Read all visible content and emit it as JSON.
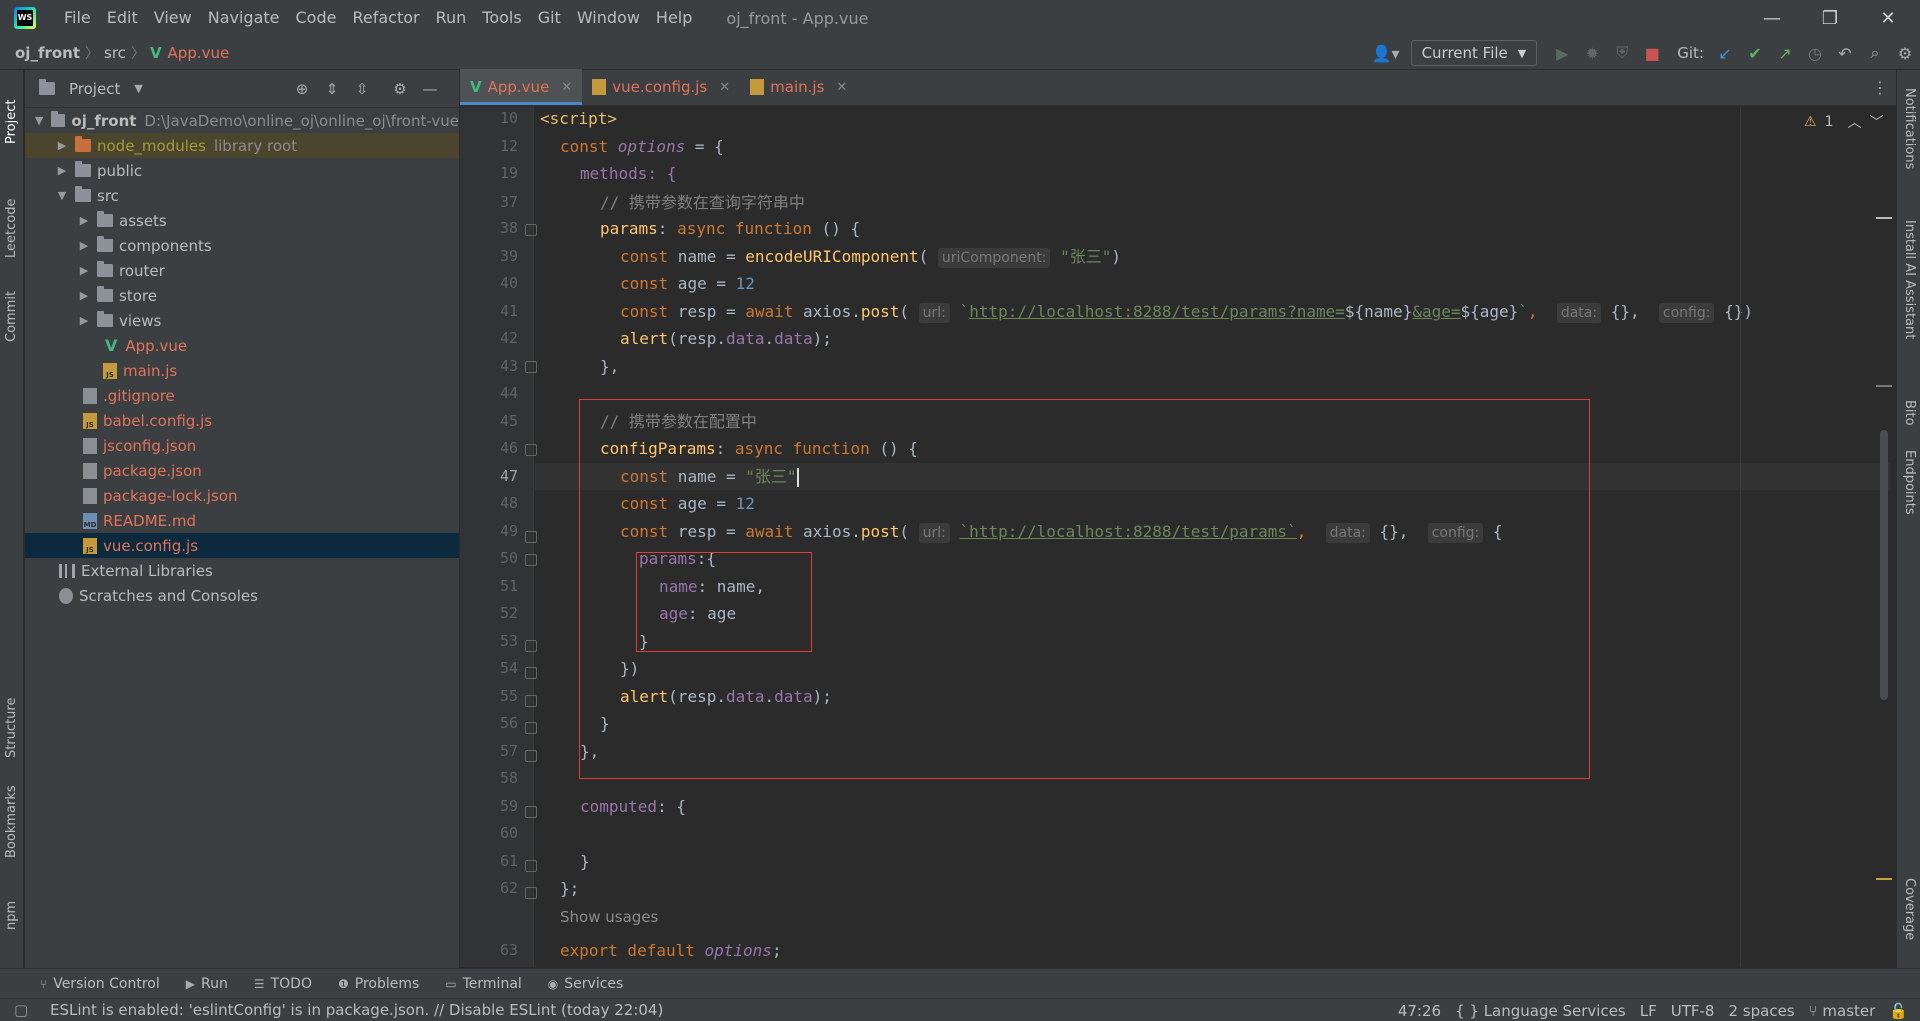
{
  "menu": [
    "File",
    "Edit",
    "View",
    "Navigate",
    "Code",
    "Refactor",
    "Run",
    "Tools",
    "Git",
    "Window",
    "Help"
  ],
  "window_title": "oj_front - App.vue",
  "breadcrumb": {
    "project": "oj_front",
    "folder": "src",
    "file": "App.vue"
  },
  "toolbar": {
    "run_config": "Current File",
    "git_label": "Git:"
  },
  "project_panel": {
    "title": "Project",
    "tree": [
      {
        "label": "oj_front",
        "extra": "D:\\JavaDemo\\online_oj\\online_oj\\front-vue",
        "type": "root"
      },
      {
        "label": "node_modules",
        "extra": "library root",
        "type": "excluded"
      },
      {
        "label": "public",
        "type": "folder"
      },
      {
        "label": "src",
        "type": "folder-open"
      },
      {
        "label": "assets",
        "type": "folder"
      },
      {
        "label": "components",
        "type": "folder"
      },
      {
        "label": "router",
        "type": "folder"
      },
      {
        "label": "store",
        "type": "folder"
      },
      {
        "label": "views",
        "type": "folder"
      },
      {
        "label": "App.vue",
        "type": "vue"
      },
      {
        "label": "main.js",
        "type": "js"
      },
      {
        "label": ".gitignore",
        "type": "file"
      },
      {
        "label": "babel.config.js",
        "type": "js"
      },
      {
        "label": "jsconfig.json",
        "type": "json"
      },
      {
        "label": "package.json",
        "type": "json"
      },
      {
        "label": "package-lock.json",
        "type": "json"
      },
      {
        "label": "README.md",
        "type": "md"
      },
      {
        "label": "vue.config.js",
        "type": "js"
      },
      {
        "label": "External Libraries",
        "type": "lib"
      },
      {
        "label": "Scratches and Consoles",
        "type": "scratch"
      }
    ]
  },
  "editor_tabs": [
    "App.vue",
    "vue.config.js",
    "main.js"
  ],
  "inspection": {
    "count": "1"
  },
  "line_numbers": [
    "10",
    "12",
    "19",
    "37",
    "38",
    "39",
    "40",
    "41",
    "42",
    "43",
    "44",
    "45",
    "46",
    "47",
    "48",
    "49",
    "50",
    "51",
    "52",
    "53",
    "54",
    "55",
    "56",
    "57",
    "58",
    "59",
    "60",
    "61",
    "62",
    "",
    "63"
  ],
  "code": {
    "l10": "<script>",
    "l12a": "const ",
    "l12b": "options",
    "l12c": " = {",
    "l19": "methods: {",
    "l37": "// 携带参数在查询字符串中",
    "l38a": "params",
    "l38b": ": ",
    "l38c": "async function",
    "l38d": " () {",
    "l39a": "const",
    "l39b": " name = ",
    "l39c": "encodeURIComponent",
    "l39d": "(",
    "l39hint": "uriComponent:",
    "l39e": "\"张三\"",
    "l39f": ")",
    "l40a": "const",
    "l40b": " age = ",
    "l40c": "12",
    "l41a": "const",
    "l41b": " resp = ",
    "l41c": "await",
    "l41d": " axios.",
    "l41e": "post",
    "l41f": "(",
    "l41hint1": "url:",
    "l41g": "`",
    "l41url": "http://localhost:8288/test/params?name=",
    "l41v1": "${name}",
    "l41url2": "&age=",
    "l41v2": "${age}",
    "l41h": "`",
    "l41i": ", ",
    "l41hint2": "data:",
    "l41j": "{}, ",
    "l41hint3": "config:",
    "l41k": "{})",
    "l42a": "alert",
    "l42b": "(resp.",
    "l42c": "data",
    "l42d": ".",
    "l42e": "data",
    "l42f": ");",
    "l43": "},",
    "l45": "// 携带参数在配置中",
    "l46a": "configParams",
    "l46b": ": ",
    "l46c": "async function",
    "l46d": " () {",
    "l47a": "const",
    "l47b": " name = ",
    "l47c": "\"张三\"",
    "l48a": "const",
    "l48b": " age = ",
    "l48c": "12",
    "l49a": "const",
    "l49b": " resp = ",
    "l49c": "await",
    "l49d": " axios.",
    "l49e": "post",
    "l49f": "(",
    "l49hint1": "url:",
    "l49url": "`http://localhost:8288/test/params`",
    "l49g": ", ",
    "l49hint2": "data:",
    "l49h": "{}, ",
    "l49hint3": "config:",
    "l49i": "{",
    "l50a": "params",
    "l50b": ":{",
    "l51a": "name",
    "l51b": ": name,",
    "l52a": "age",
    "l52b": ": age",
    "l53": "}",
    "l54": "})",
    "l55a": "alert",
    "l55b": "(resp.",
    "l55c": "data",
    "l55d": ".",
    "l55e": "data",
    "l55f": ");",
    "l56": "}",
    "l57": "},",
    "l59a": "computed",
    "l59b": ": {",
    "l61": "}",
    "l62": "};",
    "usages": "Show usages",
    "l63a": "export default ",
    "l63b": "options",
    "l63c": ";"
  },
  "left_tabs": [
    "Project",
    "Leetcode",
    "Commit",
    "Structure",
    "Bookmarks",
    "npm"
  ],
  "right_tabs": [
    "Notifications",
    "Install AI Assistant",
    "Bito",
    "Endpoints",
    "Coverage"
  ],
  "bottom_tabs": [
    "Version Control",
    "Run",
    "TODO",
    "Problems",
    "Terminal",
    "Services"
  ],
  "status": {
    "message": "ESLint is enabled: 'eslintConfig' is in package.json. // Disable ESLint (today 22:04)",
    "position": "47:26",
    "language": "Language Services",
    "line_sep": "LF",
    "encoding": "UTF-8",
    "indent": "2 spaces",
    "branch": "master"
  }
}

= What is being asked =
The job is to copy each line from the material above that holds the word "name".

= Expected answer =
    "l39b": " name = ",
    "l41url": "http://localhost:8288/test/params?name=",
    "l41v1": "${name}",
    "l47b": " name = ",
    "l51a": "name",
    "l51b": ": name,",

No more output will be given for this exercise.